than the silk; two rows of velvet are A Committee for the purpose of aid- placed down the front and round the ing the Greeks has been formed in the bottom of the skirt; sleeve nearly to metropolis, whose object is to give fit, with velvet cuff, and full epaulette, action and effect to the sympathy which intersected with velvet straps. Rust is so widely diffused over the country, of Buckinghamshire lace; cap of the The meetings are held at the Crown and came, fastened under the chin withi Anchor in the Strand; many Peers button and loop. Bonnet of the same and Members of Parliament are in- silk as the pelisse, bound with broad cluded in the Committee, and Mr. velvet, and lined with pink satin; the Bowring is the Hon. Secretary,
front beot à la Maria Stuart; the New Fashions, - Ball Dress.- crown surrounded with inverted coniRound dress of amber coloured crape, a cal rouleaus of velvet, equi-distant, puckering of gauze of the same colour commencing with a silk knot; plume at the border, finished by rouleaux, of ostrich feathers of a bright amethyst wadded very full of white satin, with colour, placed on the right side, and full blown white roses, and a few leaves falling low on the left shoulder. of green foliage; under each rose is Evening Dress,-Dress of pink gros an antique ornament of the rosace kind, de Naples ; corsage to fit, edged with composed of white satin, with a tuft of pink satin, and slashed to the form of amber in the interior. The body of the stomacher; the interstices or scolthis beautiful dress is of satin, and is 'lops, are filled with pink gauze, conelegantly diversified by wbite silk cor. pected by circlets and forming a tastedon and bae blond; the front of the bust ful chain, which continues to ihe waist is finished by a narrow falling tucker behind, and gives the shape of the of blond; and the shoulders ornament- back; full court sleeve contined with ed by bows of white satin ribbonstraps, bound with satin, satin circlet The sleeves are white, and are trimmed fastening the ends; a basd of satin and to correspond with the skirt, except full trimming of fluted gauze finish the that the flowers are left out; they are sleeve, which is of a moderate length. finished by the rouleaux in points, with The skirt is decorated with a fanciful the rosaces in the centre of tbe sleeve, trimming of double gauze; each diviencircling the arm. The hair is ara sion of the puff derobé is supported by ranged a la Sappho; and round the a satin rouleau, and the lower part Lesbian braid at the back part of the projects as far again as the upper; head is placed a wreath of full blown sprigs of the lonicera sempervirens, or roses and laurel leaves. The earrings great trumpet honeysuckle, are disand neclace are of fine pearls; the ear- posed at regular distances above, and pendants superbly set.

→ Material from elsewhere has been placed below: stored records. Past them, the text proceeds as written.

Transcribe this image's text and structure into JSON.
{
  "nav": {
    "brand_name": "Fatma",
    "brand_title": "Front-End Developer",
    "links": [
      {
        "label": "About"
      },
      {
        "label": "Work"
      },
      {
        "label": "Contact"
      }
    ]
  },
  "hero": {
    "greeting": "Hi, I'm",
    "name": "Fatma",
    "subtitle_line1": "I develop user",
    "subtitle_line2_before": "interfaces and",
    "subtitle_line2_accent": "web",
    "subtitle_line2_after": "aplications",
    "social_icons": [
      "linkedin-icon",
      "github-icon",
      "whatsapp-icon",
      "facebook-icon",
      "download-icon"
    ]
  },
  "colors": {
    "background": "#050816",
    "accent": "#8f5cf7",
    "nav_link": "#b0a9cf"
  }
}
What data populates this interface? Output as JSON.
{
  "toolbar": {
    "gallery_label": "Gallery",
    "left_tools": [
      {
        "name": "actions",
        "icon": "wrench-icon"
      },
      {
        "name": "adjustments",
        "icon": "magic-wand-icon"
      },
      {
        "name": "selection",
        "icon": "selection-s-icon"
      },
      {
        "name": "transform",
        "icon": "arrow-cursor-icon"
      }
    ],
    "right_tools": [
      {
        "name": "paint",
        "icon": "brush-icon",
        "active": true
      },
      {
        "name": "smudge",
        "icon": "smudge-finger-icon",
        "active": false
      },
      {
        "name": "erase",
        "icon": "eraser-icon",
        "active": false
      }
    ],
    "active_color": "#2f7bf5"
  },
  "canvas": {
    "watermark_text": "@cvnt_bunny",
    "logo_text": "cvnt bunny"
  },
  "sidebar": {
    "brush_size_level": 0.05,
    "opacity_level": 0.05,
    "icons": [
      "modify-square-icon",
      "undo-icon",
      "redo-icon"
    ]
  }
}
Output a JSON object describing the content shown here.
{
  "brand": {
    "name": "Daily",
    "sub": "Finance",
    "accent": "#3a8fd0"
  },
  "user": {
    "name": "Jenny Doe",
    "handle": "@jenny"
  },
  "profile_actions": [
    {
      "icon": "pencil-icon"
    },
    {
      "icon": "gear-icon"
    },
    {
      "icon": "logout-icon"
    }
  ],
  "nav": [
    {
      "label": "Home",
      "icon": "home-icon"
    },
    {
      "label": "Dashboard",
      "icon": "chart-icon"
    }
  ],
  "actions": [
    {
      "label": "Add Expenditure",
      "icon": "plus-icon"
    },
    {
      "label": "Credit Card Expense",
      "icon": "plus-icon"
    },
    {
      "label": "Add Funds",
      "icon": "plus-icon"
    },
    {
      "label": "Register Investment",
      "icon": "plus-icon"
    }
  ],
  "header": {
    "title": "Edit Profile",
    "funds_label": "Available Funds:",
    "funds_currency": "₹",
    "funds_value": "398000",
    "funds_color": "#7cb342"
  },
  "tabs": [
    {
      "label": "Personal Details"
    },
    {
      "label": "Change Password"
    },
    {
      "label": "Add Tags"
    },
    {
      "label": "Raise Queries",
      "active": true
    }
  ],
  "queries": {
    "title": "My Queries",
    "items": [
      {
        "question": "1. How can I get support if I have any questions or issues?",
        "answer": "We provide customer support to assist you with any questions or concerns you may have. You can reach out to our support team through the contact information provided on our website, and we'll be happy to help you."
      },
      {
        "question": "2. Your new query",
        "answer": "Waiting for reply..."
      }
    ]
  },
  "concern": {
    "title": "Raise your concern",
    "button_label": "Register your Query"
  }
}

beneath it is a satin rouleau; and the Evening Dress.-Dress of Urling's hem wadded. Broad pink saliu sash, Patent Lace over a slip of lilac coloured double bow and long ends. satin. Three French tucks of white sa
Eur, Mag. March, 1823,